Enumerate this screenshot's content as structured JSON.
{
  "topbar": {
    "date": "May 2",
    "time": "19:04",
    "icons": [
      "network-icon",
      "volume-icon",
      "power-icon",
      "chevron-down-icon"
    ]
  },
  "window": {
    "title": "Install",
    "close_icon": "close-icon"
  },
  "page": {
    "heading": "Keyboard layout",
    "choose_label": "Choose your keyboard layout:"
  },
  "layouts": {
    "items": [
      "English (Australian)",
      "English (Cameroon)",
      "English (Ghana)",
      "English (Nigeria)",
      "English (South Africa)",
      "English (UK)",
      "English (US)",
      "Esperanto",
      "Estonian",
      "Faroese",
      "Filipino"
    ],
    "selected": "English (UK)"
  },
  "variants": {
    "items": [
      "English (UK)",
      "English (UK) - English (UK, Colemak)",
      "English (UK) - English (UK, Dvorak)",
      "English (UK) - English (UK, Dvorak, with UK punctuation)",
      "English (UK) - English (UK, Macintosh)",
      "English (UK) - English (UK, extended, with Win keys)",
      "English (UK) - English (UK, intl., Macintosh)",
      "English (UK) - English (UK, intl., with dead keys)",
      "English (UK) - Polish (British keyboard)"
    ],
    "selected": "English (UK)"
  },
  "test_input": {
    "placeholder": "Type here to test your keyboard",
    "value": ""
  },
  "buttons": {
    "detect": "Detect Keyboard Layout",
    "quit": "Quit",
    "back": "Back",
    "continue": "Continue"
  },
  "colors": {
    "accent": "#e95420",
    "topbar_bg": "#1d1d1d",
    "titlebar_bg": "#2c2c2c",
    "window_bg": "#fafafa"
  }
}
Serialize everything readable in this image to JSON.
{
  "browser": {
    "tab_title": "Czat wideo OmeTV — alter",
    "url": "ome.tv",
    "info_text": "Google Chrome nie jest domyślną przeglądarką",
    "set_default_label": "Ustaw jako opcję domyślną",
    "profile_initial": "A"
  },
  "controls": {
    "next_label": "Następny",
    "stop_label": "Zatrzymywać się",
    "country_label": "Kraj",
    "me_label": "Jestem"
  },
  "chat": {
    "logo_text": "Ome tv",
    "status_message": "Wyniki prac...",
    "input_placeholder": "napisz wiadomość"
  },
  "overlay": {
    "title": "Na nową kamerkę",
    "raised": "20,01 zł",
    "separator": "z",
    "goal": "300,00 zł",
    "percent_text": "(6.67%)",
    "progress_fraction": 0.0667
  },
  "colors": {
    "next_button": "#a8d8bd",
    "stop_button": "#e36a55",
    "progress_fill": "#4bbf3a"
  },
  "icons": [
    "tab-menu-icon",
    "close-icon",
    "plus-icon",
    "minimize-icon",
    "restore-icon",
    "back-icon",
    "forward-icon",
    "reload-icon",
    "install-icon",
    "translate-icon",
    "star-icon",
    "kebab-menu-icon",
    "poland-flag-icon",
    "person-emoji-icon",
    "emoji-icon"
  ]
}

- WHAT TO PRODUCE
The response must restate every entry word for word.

- TASK RESPONSE
Enumerate this screenshot's content as structured JSON.
{
  "topbar": {
    "date": "May 2",
    "time": "19:04",
    "icons": [
      "network-icon",
      "volume-icon",
      "power-icon",
      "chevron-down-icon"
    ]
  },
  "window": {
    "title": "Install",
    "close_icon": "close-icon"
  },
  "page": {
    "heading": "Keyboard layout",
    "choose_label": "Choose your keyboard layout:"
  },
  "layouts": {
    "items": [
      "English (Australian)",
      "English (Cameroon)",
      "English (Ghana)",
      "English (Nigeria)",
      "English (South Africa)",
      "English (UK)",
      "English (US)",
      "Esperanto",
      "Estonian",
      "Faroese",
      "Filipino"
    ],
    "selected": "English (UK)"
  },
  "variants": {
    "items": [
      "English (UK)",
      "English (UK) - English (UK, Colemak)",
      "English (UK) - English (UK, Dvorak)",
      "English (UK) - English (UK, Dvorak, with UK punctuation)",
      "English (UK) - English (UK, Macintosh)",
      "English (UK) - English (UK, extended, with Win keys)",
      "English (UK) - English (UK, intl., Macintosh)",
      "English (UK) - English (UK, intl., with dead keys)",
      "English (UK) - Polish (British keyboard)"
    ],
    "selected": "English (UK)"
  },
  "test_input": {
    "placeholder": "Type here to test your keyboard",
    "value": ""
  },
  "buttons": {
    "detect": "Detect Keyboard Layout",
    "quit": "Quit",
    "back": "Back",
    "continue": "Continue"
  },
  "colors": {
    "accent": "#e95420",
    "topbar_bg": "#1d1d1d",
    "titlebar_bg": "#2c2c2c",
    "window_bg": "#fafafa"
  }
}
Serialize everything readable in this image to JSON.
{
  "browser": {
    "tab_title": "Czat wideo OmeTV — alter",
    "url": "ome.tv",
    "info_text": "Google Chrome nie jest domyślną przeglądarką",
    "set_default_label": "Ustaw jako opcję domyślną",
    "profile_initial": "A"
  },
  "controls": {
    "next_label": "Następny",
    "stop_label": "Zatrzymywać się",
    "country_label": "Kraj",
    "me_label": "Jestem"
  },
  "chat": {
    "logo_text": "Ome tv",
    "status_message": "Wyniki prac...",
    "input_placeholder": "napisz wiadomość"
  },
  "overlay": {
    "title": "Na nową kamerkę",
    "raised": "20,01 zł",
    "separator": "z",
    "goal": "300,00 zł",
    "percent_text": "(6.67%)",
    "progress_fraction": 0.0667
  },
  "colors": {
    "next_button": "#a8d8bd",
    "stop_button": "#e36a55",
    "progress_fill": "#4bbf3a"
  },
  "icons": [
    "tab-menu-icon",
    "close-icon",
    "plus-icon",
    "minimize-icon",
    "restore-icon",
    "back-icon",
    "forward-icon",
    "reload-icon",
    "install-icon",
    "translate-icon",
    "star-icon",
    "kebab-menu-icon",
    "poland-flag-icon",
    "person-emoji-icon",
    "emoji-icon"
  ]
}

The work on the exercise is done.